Exercise:
Return the complete listing that follows, with each line reproduced exactly.

"""

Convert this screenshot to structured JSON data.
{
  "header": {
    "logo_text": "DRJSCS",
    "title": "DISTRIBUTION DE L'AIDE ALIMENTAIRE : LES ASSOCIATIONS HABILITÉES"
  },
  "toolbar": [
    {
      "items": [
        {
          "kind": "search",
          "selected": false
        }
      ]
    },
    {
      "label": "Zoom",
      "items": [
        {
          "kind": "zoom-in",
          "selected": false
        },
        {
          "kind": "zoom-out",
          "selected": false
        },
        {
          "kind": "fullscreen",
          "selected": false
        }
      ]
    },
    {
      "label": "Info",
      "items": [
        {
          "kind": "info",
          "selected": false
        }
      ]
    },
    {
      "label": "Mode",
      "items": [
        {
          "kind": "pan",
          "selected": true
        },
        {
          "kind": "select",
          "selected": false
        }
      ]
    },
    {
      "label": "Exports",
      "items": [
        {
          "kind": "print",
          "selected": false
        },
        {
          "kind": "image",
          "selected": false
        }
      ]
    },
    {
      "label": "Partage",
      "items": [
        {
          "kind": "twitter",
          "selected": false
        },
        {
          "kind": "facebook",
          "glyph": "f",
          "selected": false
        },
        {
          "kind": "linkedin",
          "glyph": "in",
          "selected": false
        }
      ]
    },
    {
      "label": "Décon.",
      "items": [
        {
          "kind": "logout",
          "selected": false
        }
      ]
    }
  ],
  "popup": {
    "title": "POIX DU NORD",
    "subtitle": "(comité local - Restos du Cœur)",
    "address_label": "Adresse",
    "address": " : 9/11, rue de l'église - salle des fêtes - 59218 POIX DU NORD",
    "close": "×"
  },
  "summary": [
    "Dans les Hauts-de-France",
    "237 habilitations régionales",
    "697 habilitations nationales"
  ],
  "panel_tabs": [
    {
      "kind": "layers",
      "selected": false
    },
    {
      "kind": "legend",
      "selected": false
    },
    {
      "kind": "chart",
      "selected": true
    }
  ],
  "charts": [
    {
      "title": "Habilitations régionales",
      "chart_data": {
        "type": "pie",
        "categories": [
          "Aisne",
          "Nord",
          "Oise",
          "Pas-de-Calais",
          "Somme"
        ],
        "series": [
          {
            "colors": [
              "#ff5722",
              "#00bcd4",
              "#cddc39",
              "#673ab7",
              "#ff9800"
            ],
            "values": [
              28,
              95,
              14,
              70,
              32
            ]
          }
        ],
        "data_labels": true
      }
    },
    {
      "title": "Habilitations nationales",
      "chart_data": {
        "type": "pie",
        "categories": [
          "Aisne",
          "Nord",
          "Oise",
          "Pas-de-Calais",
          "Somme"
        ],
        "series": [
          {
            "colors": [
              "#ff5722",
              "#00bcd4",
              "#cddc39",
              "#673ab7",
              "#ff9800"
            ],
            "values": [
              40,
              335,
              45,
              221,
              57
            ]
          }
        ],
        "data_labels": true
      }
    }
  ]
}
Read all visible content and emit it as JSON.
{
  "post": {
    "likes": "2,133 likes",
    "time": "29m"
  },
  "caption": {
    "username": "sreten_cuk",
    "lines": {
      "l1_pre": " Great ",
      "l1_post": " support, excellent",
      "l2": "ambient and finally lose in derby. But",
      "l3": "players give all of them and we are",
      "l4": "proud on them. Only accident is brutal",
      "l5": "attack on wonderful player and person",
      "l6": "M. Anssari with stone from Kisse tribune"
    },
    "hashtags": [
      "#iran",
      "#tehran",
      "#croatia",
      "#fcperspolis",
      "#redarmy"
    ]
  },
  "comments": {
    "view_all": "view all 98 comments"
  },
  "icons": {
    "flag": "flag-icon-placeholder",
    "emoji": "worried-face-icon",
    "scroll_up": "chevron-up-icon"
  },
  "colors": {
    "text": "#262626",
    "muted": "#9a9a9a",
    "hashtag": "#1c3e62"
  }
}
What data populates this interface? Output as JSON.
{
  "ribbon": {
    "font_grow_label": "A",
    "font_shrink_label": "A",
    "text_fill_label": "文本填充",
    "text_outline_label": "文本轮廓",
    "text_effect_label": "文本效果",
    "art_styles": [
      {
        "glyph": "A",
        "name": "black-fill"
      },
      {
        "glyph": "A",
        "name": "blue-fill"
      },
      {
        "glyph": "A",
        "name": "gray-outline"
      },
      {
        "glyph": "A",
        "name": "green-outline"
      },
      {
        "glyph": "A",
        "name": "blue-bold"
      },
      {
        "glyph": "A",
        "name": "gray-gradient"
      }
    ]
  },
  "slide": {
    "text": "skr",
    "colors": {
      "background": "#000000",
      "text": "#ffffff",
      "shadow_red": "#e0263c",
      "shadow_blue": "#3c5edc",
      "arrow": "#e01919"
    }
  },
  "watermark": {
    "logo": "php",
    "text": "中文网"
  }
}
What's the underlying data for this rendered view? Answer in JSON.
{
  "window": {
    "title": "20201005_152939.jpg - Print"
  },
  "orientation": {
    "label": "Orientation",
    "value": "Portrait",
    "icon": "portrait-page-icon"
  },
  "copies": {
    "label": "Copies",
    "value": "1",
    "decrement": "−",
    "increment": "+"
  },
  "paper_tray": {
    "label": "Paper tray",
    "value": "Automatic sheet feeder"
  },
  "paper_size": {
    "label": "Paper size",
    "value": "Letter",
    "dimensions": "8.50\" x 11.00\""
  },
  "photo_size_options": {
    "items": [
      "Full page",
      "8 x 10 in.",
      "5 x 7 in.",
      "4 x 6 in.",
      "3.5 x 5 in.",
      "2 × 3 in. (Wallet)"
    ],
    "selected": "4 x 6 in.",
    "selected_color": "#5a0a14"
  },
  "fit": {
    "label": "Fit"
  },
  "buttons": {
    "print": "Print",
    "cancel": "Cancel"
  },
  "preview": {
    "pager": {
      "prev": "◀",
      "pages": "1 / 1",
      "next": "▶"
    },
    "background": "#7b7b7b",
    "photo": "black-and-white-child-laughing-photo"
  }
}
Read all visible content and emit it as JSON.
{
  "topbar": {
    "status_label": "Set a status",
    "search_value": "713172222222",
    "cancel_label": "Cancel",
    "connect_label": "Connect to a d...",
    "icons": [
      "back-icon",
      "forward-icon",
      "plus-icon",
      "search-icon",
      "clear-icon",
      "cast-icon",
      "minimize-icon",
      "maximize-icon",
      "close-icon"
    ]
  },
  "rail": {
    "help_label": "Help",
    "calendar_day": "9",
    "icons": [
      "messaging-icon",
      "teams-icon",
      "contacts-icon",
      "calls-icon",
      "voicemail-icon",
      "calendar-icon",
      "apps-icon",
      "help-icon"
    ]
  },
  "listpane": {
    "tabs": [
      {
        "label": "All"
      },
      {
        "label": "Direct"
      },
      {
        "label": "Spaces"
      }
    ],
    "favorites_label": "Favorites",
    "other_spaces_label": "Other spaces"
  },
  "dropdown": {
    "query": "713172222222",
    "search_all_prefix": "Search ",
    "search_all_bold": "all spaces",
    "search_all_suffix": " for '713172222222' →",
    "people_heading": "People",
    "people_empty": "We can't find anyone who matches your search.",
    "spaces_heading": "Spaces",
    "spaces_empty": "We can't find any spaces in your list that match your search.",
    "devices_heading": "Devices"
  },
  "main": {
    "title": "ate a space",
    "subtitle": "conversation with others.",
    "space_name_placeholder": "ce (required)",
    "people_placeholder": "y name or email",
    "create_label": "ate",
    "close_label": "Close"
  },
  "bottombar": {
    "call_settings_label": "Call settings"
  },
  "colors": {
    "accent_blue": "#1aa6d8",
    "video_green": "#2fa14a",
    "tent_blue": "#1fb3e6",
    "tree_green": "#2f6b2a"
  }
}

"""

Reply:
Convert this screenshot to structured JSON data.
{
  "header": {
    "logo_text": "DRJSCS",
    "title": "DISTRIBUTION DE L'AIDE ALIMENTAIRE : LES ASSOCIATIONS HABILITÉES"
  },
  "toolbar": [
    {
      "items": [
        {
          "kind": "search",
          "selected": false
        }
      ]
    },
    {
      "label": "Zoom",
      "items": [
        {
          "kind": "zoom-in",
          "selected": false
        },
        {
          "kind": "zoom-out",
          "selected": false
        },
        {
          "kind": "fullscreen",
          "selected": false
        }
      ]
    },
    {
      "label": "Info",
      "items": [
        {
          "kind": "info",
          "selected": false
        }
      ]
    },
    {
      "label": "Mode",
      "items": [
        {
          "kind": "pan",
          "selected": true
        },
        {
          "kind": "select",
          "selected": false
        }
      ]
    },
    {
      "label": "Exports",
      "items": [
        {
          "kind": "print",
          "selected": false
        },
        {
          "kind": "image",
          "selected": false
        }
      ]
    },
    {
      "label": "Partage",
      "items": [
        {
          "kind": "twitter",
          "selected": false
        },
        {
          "kind": "facebook",
          "glyph": "f",
          "selected": false
        },
        {
          "kind": "linkedin",
          "glyph": "in",
          "selected": false
        }
      ]
    },
    {
      "label": "Décon.",
      "items": [
        {
          "kind": "logout",
          "selected": false
        }
      ]
    }
  ],
  "popup": {
    "title": "POIX DU NORD",
    "subtitle": "(comité local - Restos du Cœur)",
    "address_label": "Adresse",
    "address": " : 9/11, rue de l'église - salle des fêtes - 59218 POIX DU NORD",
    "close": "×"
  },
  "summary": [
    "Dans les Hauts-de-France",
    "237 habilitations régionales",
    "697 habilitations nationales"
  ],
  "panel_tabs": [
    {
      "kind": "layers",
      "selected": false
    },
    {
      "kind": "legend",
      "selected": false
    },
    {
      "kind": "chart",
      "selected": true
    }
  ],
  "charts": [
    {
      "title": "Habilitations régionales",
      "chart_data": {
        "type": "pie",
        "categories": [
          "Aisne",
          "Nord",
          "Oise",
          "Pas-de-Calais",
          "Somme"
        ],
        "series": [
          {
            "colors": [
              "#ff5722",
              "#00bcd4",
              "#cddc39",
              "#673ab7",
              "#ff9800"
            ],
            "values": [
              28,
              95,
              14,
              70,
              32
            ]
          }
        ],
        "data_labels": true
      }
    },
    {
      "title": "Habilitations nationales",
      "chart_data": {
        "type": "pie",
        "categories": [
          "Aisne",
          "Nord",
          "Oise",
          "Pas-de-Calais",
          "Somme"
        ],
        "series": [
          {
            "colors": [
              "#ff5722",
              "#00bcd4",
              "#cddc39",
              "#673ab7",
              "#ff9800"
            ],
            "values": [
              40,
              335,
              45,
              221,
              57
            ]
          }
        ],
        "data_labels": true
      }
    }
  ]
}
Read all visible content and emit it as JSON.
{
  "post": {
    "likes": "2,133 likes",
    "time": "29m"
  },
  "caption": {
    "username": "sreten_cuk",
    "lines": {
      "l1_pre": " Great ",
      "l1_post": " support, excellent",
      "l2": "ambient and finally lose in derby. But",
      "l3": "players give all of them and we are",
      "l4": "proud on them. Only accident is brutal",
      "l5": "attack on wonderful player and person",
      "l6": "M. Anssari with stone from Kisse tribune"
    },
    "hashtags": [
      "#iran",
      "#tehran",
      "#croatia",
      "#fcperspolis",
      "#redarmy"
    ]
  },
  "comments": {
    "view_all": "view all 98 comments"
  },
  "icons": {
    "flag": "flag-icon-placeholder",
    "emoji": "worried-face-icon",
    "scroll_up": "chevron-up-icon"
  },
  "colors": {
    "text": "#262626",
    "muted": "#9a9a9a",
    "hashtag": "#1c3e62"
  }
}
What data populates this interface? Output as JSON.
{
  "ribbon": {
    "font_grow_label": "A",
    "font_shrink_label": "A",
    "text_fill_label": "文本填充",
    "text_outline_label": "文本轮廓",
    "text_effect_label": "文本效果",
    "art_styles": [
      {
        "glyph": "A",
        "name": "black-fill"
      },
      {
        "glyph": "A",
        "name": "blue-fill"
      },
      {
        "glyph": "A",
        "name": "gray-outline"
      },
      {
        "glyph": "A",
        "name": "green-outline"
      },
      {
        "glyph": "A",
        "name": "blue-bold"
      },
      {
        "glyph": "A",
        "name": "gray-gradient"
      }
    ]
  },
  "slide": {
    "text": "skr",
    "colors": {
      "background": "#000000",
      "text": "#ffffff",
      "shadow_red": "#e0263c",
      "shadow_blue": "#3c5edc",
      "arrow": "#e01919"
    }
  },
  "watermark": {
    "logo": "php",
    "text": "中文网"
  }
}
What's the underlying data for this rendered view? Answer in JSON.
{
  "window": {
    "title": "20201005_152939.jpg - Print"
  },
  "orientation": {
    "label": "Orientation",
    "value": "Portrait",
    "icon": "portrait-page-icon"
  },
  "copies": {
    "label": "Copies",
    "value": "1",
    "decrement": "−",
    "increment": "+"
  },
  "paper_tray": {
    "label": "Paper tray",
    "value": "Automatic sheet feeder"
  },
  "paper_size": {
    "label": "Paper size",
    "value": "Letter",
    "dimensions": "8.50\" x 11.00\""
  },
  "photo_size_options": {
    "items": [
      "Full page",
      "8 x 10 in.",
      "5 x 7 in.",
      "4 x 6 in.",
      "3.5 x 5 in.",
      "2 × 3 in. (Wallet)"
    ],
    "selected": "4 x 6 in.",
    "selected_color": "#5a0a14"
  },
  "fit": {
    "label": "Fit"
  },
  "buttons": {
    "print": "Print",
    "cancel": "Cancel"
  },
  "preview": {
    "pager": {
      "prev": "◀",
      "pages": "1 / 1",
      "next": "▶"
    },
    "background": "#7b7b7b",
    "photo": "black-and-white-child-laughing-photo"
  }
}
Read all visible content and emit it as JSON.
{
  "topbar": {
    "status_label": "Set a status",
    "search_value": "713172222222",
    "cancel_label": "Cancel",
    "connect_label": "Connect to a d...",
    "icons": [
      "back-icon",
      "forward-icon",
      "plus-icon",
      "search-icon",
      "clear-icon",
      "cast-icon",
      "minimize-icon",
      "maximize-icon",
      "close-icon"
    ]
  },
  "rail": {
    "help_label": "Help",
    "calendar_day": "9",
    "icons": [
      "messaging-icon",
      "teams-icon",
      "contacts-icon",
      "calls-icon",
      "voicemail-icon",
      "calendar-icon",
      "apps-icon",
      "help-icon"
    ]
  },
  "listpane": {
    "tabs": [
      {
        "label": "All"
      },
      {
        "label": "Direct"
      },
      {
        "label": "Spaces"
      }
    ],
    "favorites_label": "Favorites",
    "other_spaces_label": "Other spaces"
  },
  "dropdown": {
    "query": "713172222222",
    "search_all_prefix": "Search ",
    "search_all_bold": "all spaces",
    "search_all_suffix": " for '713172222222' →",
    "people_heading": "People",
    "people_empty": "We can't find anyone who matches your search.",
    "spaces_heading": "Spaces",
    "spaces_empty": "We can't find any spaces in your list that match your search.",
    "devices_heading": "Devices"
  },
  "main": {
    "title": "ate a space",
    "subtitle": "conversation with others.",
    "space_name_placeholder": "ce (required)",
    "people_placeholder": "y name or email",
    "create_label": "ate",
    "close_label": "Close"
  },
  "bottombar": {
    "call_settings_label": "Call settings"
  },
  "colors": {
    "accent_blue": "#1aa6d8",
    "video_green": "#2fa14a",
    "tent_blue": "#1fb3e6",
    "tree_green": "#2f6b2a"
  }
}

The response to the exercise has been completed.